Assignment:
A single number is required: the count of lines in the following entries that include the word "kind".

##########

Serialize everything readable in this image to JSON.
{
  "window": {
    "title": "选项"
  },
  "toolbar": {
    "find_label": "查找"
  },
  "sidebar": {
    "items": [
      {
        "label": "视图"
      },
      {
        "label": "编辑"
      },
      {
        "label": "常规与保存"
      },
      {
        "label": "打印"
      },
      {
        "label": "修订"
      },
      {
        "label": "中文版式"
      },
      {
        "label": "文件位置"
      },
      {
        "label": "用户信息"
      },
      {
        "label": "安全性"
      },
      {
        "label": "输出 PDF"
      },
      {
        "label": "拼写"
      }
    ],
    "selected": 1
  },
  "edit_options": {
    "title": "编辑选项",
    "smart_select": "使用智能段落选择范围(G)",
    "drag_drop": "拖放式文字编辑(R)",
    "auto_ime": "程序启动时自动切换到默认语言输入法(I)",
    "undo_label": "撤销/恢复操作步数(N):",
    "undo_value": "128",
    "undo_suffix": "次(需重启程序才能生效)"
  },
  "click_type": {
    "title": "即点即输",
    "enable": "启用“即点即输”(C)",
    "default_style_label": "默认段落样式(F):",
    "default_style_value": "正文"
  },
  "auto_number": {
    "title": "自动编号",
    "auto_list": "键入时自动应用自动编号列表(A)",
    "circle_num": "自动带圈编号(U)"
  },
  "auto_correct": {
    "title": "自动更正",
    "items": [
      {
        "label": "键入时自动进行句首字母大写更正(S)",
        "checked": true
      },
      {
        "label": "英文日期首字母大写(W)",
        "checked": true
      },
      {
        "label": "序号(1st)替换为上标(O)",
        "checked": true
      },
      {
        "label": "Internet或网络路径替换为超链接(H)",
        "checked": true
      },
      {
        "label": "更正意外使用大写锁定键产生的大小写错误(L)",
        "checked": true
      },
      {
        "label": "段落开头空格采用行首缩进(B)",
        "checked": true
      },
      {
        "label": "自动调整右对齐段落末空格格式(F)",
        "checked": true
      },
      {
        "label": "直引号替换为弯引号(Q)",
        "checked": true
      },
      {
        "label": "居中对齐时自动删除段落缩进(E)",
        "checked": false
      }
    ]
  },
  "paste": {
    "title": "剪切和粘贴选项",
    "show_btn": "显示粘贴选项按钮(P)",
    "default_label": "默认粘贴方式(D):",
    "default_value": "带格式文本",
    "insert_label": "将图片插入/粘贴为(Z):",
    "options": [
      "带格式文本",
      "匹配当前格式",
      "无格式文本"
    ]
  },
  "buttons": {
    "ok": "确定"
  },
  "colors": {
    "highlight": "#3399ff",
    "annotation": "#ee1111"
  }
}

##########

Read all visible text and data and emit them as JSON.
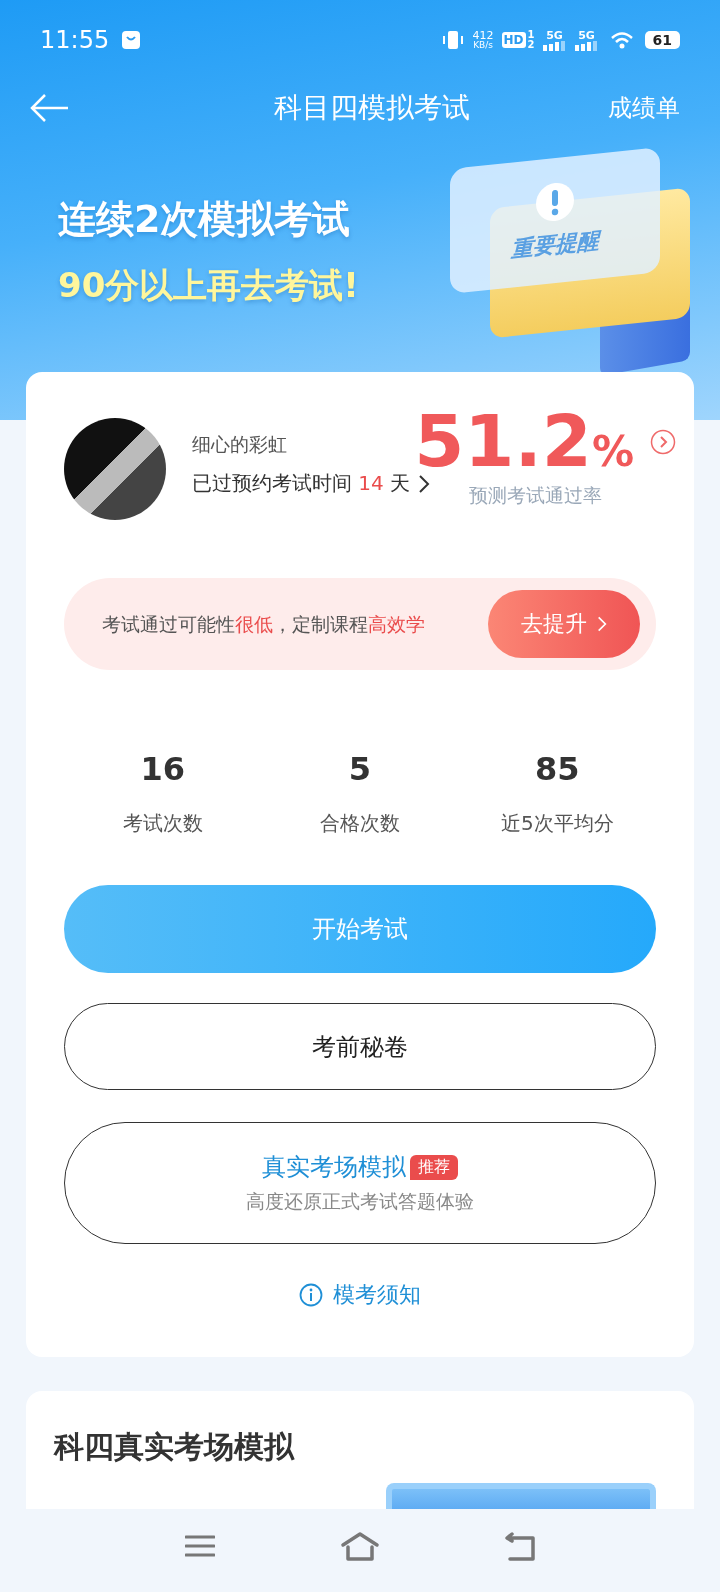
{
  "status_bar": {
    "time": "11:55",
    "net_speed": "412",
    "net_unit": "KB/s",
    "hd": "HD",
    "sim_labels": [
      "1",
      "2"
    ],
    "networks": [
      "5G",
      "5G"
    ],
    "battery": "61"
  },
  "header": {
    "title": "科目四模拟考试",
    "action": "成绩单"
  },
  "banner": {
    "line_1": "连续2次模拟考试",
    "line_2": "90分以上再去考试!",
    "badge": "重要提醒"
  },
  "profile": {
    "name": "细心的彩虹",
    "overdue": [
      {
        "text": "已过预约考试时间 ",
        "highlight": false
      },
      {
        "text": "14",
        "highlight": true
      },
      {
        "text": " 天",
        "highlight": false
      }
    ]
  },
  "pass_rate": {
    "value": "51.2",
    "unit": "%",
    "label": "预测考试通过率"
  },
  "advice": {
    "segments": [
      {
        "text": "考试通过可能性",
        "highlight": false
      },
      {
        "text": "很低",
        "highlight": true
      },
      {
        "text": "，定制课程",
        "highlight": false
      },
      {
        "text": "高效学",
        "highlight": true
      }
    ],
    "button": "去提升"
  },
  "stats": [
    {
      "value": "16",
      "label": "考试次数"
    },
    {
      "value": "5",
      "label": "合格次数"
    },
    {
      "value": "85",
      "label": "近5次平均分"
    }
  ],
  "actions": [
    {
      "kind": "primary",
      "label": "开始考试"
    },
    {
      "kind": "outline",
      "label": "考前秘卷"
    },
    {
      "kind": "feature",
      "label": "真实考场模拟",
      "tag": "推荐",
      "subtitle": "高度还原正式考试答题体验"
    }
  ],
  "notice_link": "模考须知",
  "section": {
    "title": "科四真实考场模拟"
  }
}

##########

Task result:
3